How do we progress from there, if we can progress at all? The first answer must be: we must have dialogue. It’s easy to say compromise is the art of politics but if you cannot or will not even meet with your adversary, how will compromise come about? Yes, civic nomination and 31st August decision, respectively are hard hurdles to overcome; but why do we need to resolve the core differences first before establishing a dialogue? Is just coming together and sitting down with one another not a better start? A start of no doubt a long process, yes; but hopefully a long process by the end of which we can at last see a broad consensus being reached.
The second thing is there must not be any pre-conditions to any dialogue. There is no point in insisting on any pre-conditions like: there must be civic nomination, or, you cannot change an iota of the 31st August decision. Such pre-conditions will only kill the very thing we hope to see: the beginning of a meaningful dialogue. So both sides must enter the meeting room empty handed, if only to ensure they will not leave empty handed. Do you think they can do that? Well, I don’t know; but there is no harm in trying.

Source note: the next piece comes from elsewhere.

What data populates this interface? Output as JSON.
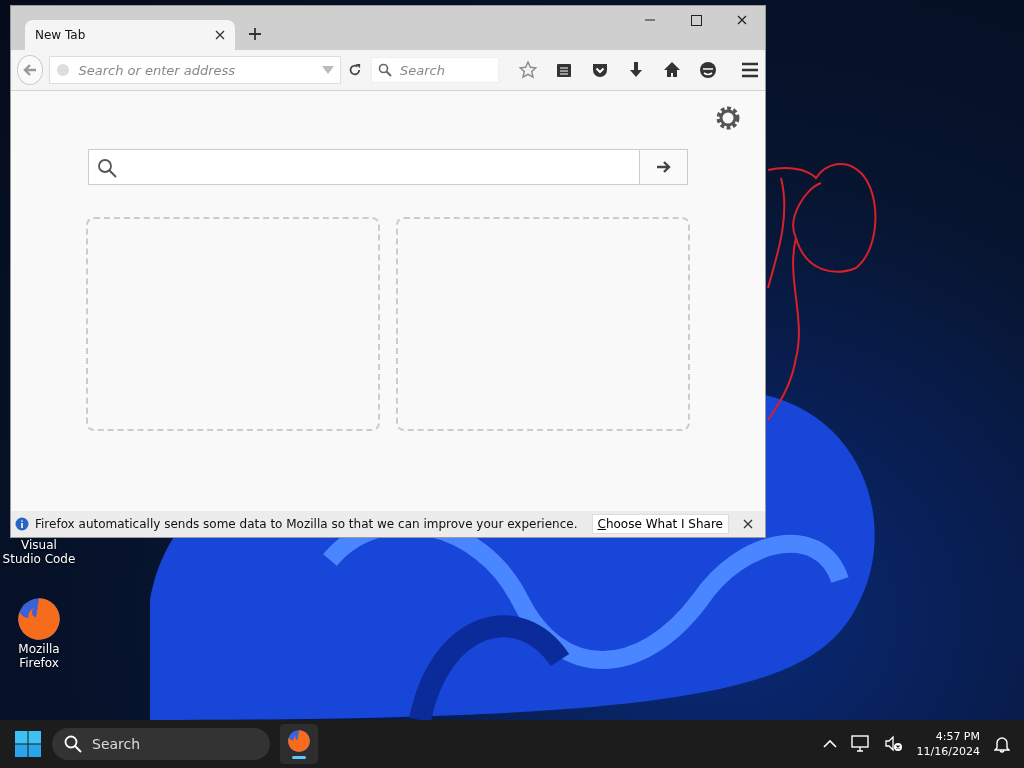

The third thing is how to start? This is a chicken and egg situation. The usual politician’s mentality is I shall only move if you do first. So who should go first? Who should first indicate he is willing to try talking. Well, the SAR Government has always indicated it is willing to talk. Indeed, they kept asking the Pan Democrats to sit down and talk at the last political reform but civic nomination stood in the way. So perhaps it is logical for the Pan Democrats to start by giving out some kind of positive signal that after all they are true democrats and they truly believe in achieving democracy in Hong Kong within their lifetime. Note I am not suggesting they should give any indication that they would drop any of their principles or drop their ideals as to how universal suffrage could be achieved in Hong Kong. After all, a dialogue with no pre-conditions means just that: there should be no pre-conditions.
But we know in politics, logic does not come into it. So we can only hope good sense will prevail on the Government’s side. History tells us we cannot pin much hope on the Pan Democrats but still if this is to work, some positive signal or sign will have to come from the Pan Democrats side at some point.
Perhaps politicians are like children. Perhaps even spoiled children at that. But we should be comforted by the thought that at heart, politicians should behave with the best interest of the community at large. How best to answer the fervent wish of our young people and perhaps the vast majority of the people in Hong Kong if not to achieve democracy in our life time? You do not get democracy bestowed on you for doing nothing. And you do not get to be called democrats for doing nothing. Let us all get out of our respective ivory towers and try to do something. Something different. Something called talking. We owe it to not just young people, but the whole of Hong Kong to do just that.